> EXERCISE DATA:
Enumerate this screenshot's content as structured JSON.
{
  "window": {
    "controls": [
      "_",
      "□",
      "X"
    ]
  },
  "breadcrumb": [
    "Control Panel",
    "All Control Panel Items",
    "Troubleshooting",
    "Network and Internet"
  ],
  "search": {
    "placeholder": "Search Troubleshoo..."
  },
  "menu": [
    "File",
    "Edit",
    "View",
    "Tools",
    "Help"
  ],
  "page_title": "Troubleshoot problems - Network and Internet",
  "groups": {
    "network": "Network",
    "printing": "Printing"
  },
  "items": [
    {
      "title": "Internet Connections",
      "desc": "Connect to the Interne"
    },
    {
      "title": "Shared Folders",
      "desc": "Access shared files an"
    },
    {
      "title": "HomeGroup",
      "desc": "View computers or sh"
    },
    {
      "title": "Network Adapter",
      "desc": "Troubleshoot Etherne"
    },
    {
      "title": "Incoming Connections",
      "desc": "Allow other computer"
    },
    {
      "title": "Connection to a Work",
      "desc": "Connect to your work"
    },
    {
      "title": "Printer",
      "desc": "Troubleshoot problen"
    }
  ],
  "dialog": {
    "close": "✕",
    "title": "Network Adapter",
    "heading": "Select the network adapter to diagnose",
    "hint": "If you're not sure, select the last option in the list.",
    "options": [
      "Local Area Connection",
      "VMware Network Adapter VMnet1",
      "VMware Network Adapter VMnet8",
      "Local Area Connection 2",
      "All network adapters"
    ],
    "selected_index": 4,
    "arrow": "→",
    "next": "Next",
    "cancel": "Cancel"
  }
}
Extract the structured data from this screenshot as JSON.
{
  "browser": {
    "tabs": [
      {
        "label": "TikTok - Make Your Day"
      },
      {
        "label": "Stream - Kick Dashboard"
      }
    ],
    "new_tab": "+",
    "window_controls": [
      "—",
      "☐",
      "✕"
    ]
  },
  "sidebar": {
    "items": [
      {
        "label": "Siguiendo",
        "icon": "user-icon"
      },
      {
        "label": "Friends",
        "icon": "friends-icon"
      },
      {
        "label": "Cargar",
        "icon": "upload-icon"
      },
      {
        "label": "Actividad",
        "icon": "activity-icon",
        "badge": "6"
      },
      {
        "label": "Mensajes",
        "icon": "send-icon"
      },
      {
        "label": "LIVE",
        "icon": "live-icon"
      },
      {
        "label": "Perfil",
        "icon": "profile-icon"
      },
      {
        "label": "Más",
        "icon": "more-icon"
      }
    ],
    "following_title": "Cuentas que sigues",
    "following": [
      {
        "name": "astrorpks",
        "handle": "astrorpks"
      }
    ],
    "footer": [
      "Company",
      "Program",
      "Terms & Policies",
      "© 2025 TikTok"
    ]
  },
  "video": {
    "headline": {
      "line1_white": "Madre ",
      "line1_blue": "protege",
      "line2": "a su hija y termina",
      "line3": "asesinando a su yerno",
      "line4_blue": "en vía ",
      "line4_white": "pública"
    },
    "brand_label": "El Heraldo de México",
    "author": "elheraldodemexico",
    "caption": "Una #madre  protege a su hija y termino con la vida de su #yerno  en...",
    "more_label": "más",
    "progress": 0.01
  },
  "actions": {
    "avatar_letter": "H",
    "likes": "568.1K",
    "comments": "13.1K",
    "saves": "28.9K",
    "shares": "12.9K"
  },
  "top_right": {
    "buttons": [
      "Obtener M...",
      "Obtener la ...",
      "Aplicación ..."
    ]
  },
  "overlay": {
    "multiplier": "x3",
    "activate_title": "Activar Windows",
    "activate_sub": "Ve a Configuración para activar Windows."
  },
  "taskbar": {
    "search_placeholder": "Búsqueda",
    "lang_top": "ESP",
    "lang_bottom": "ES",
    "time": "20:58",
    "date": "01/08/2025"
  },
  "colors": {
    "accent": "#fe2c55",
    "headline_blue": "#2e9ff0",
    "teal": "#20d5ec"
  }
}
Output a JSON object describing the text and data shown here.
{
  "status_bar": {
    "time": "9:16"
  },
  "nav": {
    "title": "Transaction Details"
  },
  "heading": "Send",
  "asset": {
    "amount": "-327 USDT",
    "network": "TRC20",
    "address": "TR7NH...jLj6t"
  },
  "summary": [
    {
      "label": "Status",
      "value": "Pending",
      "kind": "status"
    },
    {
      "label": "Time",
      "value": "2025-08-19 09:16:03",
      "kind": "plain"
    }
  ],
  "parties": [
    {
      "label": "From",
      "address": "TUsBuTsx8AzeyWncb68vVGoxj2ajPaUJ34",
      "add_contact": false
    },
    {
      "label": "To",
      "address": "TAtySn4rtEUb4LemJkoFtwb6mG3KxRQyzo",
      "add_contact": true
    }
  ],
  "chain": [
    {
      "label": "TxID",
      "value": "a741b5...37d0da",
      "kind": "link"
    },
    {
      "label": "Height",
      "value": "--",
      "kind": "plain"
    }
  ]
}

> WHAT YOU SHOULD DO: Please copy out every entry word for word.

> OUTPUT FOR THIS TASK:
Enumerate this screenshot's content as structured JSON.
{
  "window": {
    "controls": [
      "_",
      "□",
      "X"
    ]
  },
  "breadcrumb": [
    "Control Panel",
    "All Control Panel Items",
    "Troubleshooting",
    "Network and Internet"
  ],
  "search": {
    "placeholder": "Search Troubleshoo..."
  },
  "menu": [
    "File",
    "Edit",
    "View",
    "Tools",
    "Help"
  ],
  "page_title": "Troubleshoot problems - Network and Internet",
  "groups": {
    "network": "Network",
    "printing": "Printing"
  },
  "items": [
    {
      "title": "Internet Connections",
      "desc": "Connect to the Interne"
    },
    {
      "title": "Shared Folders",
      "desc": "Access shared files an"
    },
    {
      "title": "HomeGroup",
      "desc": "View computers or sh"
    },
    {
      "title": "Network Adapter",
      "desc": "Troubleshoot Etherne"
    },
    {
      "title": "Incoming Connections",
      "desc": "Allow other computer"
    },
    {
      "title": "Connection to a Work",
      "desc": "Connect to your work"
    },
    {
      "title": "Printer",
      "desc": "Troubleshoot problen"
    }
  ],
  "dialog": {
    "close": "✕",
    "title": "Network Adapter",
    "heading": "Select the network adapter to diagnose",
    "hint": "If you're not sure, select the last option in the list.",
    "options": [
      "Local Area Connection",
      "VMware Network Adapter VMnet1",
      "VMware Network Adapter VMnet8",
      "Local Area Connection 2",
      "All network adapters"
    ],
    "selected_index": 4,
    "arrow": "→",
    "next": "Next",
    "cancel": "Cancel"
  }
}
Extract the structured data from this screenshot as JSON.
{
  "browser": {
    "tabs": [
      {
        "label": "TikTok - Make Your Day"
      },
      {
        "label": "Stream - Kick Dashboard"
      }
    ],
    "new_tab": "+",
    "window_controls": [
      "—",
      "☐",
      "✕"
    ]
  },
  "sidebar": {
    "items": [
      {
        "label": "Siguiendo",
        "icon": "user-icon"
      },
      {
        "label": "Friends",
        "icon": "friends-icon"
      },
      {
        "label": "Cargar",
        "icon": "upload-icon"
      },
      {
        "label": "Actividad",
        "icon": "activity-icon",
        "badge": "6"
      },
      {
        "label": "Mensajes",
        "icon": "send-icon"
      },
      {
        "label": "LIVE",
        "icon": "live-icon"
      },
      {
        "label": "Perfil",
        "icon": "profile-icon"
      },
      {
        "label": "Más",
        "icon": "more-icon"
      }
    ],
    "following_title": "Cuentas que sigues",
    "following": [
      {
        "name": "astrorpks",
        "handle": "astrorpks"
      }
    ],
    "footer": [
      "Company",
      "Program",
      "Terms & Policies",
      "© 2025 TikTok"
    ]
  },
  "video": {
    "headline": {
      "line1_white": "Madre ",
      "line1_blue": "protege",
      "line2": "a su hija y termina",
      "line3": "asesinando a su yerno",
      "line4_blue": "en vía ",
      "line4_white": "pública"
    },
    "brand_label": "El Heraldo de México",
    "author": "elheraldodemexico",
    "caption": "Una #madre  protege a su hija y termino con la vida de su #yerno  en...",
    "more_label": "más",
    "progress": 0.01
  },
  "actions": {
    "avatar_letter": "H",
    "likes": "568.1K",
    "comments": "13.1K",
    "saves": "28.9K",
    "shares": "12.9K"
  },
  "top_right": {
    "buttons": [
      "Obtener M...",
      "Obtener la ...",
      "Aplicación ..."
    ]
  },
  "overlay": {
    "multiplier": "x3",
    "activate_title": "Activar Windows",
    "activate_sub": "Ve a Configuración para activar Windows."
  },
  "taskbar": {
    "search_placeholder": "Búsqueda",
    "lang_top": "ESP",
    "lang_bottom": "ES",
    "time": "20:58",
    "date": "01/08/2025"
  },
  "colors": {
    "accent": "#fe2c55",
    "headline_blue": "#2e9ff0",
    "teal": "#20d5ec"
  }
}
Output a JSON object describing the text and data shown here.
{
  "status_bar": {
    "time": "9:16"
  },
  "nav": {
    "title": "Transaction Details"
  },
  "heading": "Send",
  "asset": {
    "amount": "-327 USDT",
    "network": "TRC20",
    "address": "TR7NH...jLj6t"
  },
  "summary": [
    {
      "label": "Status",
      "value": "Pending",
      "kind": "status"
    },
    {
      "label": "Time",
      "value": "2025-08-19 09:16:03",
      "kind": "plain"
    }
  ],
  "parties": [
    {
      "label": "From",
      "address": "TUsBuTsx8AzeyWncb68vVGoxj2ajPaUJ34",
      "add_contact": false
    },
    {
      "label": "To",
      "address": "TAtySn4rtEUb4LemJkoFtwb6mG3KxRQyzo",
      "add_contact": true
    }
  ],
  "chain": [
    {
      "label": "TxID",
      "value": "a741b5...37d0da",
      "kind": "link"
    },
    {
      "label": "Height",
      "value": "--",
      "kind": "plain"
    }
  ]
}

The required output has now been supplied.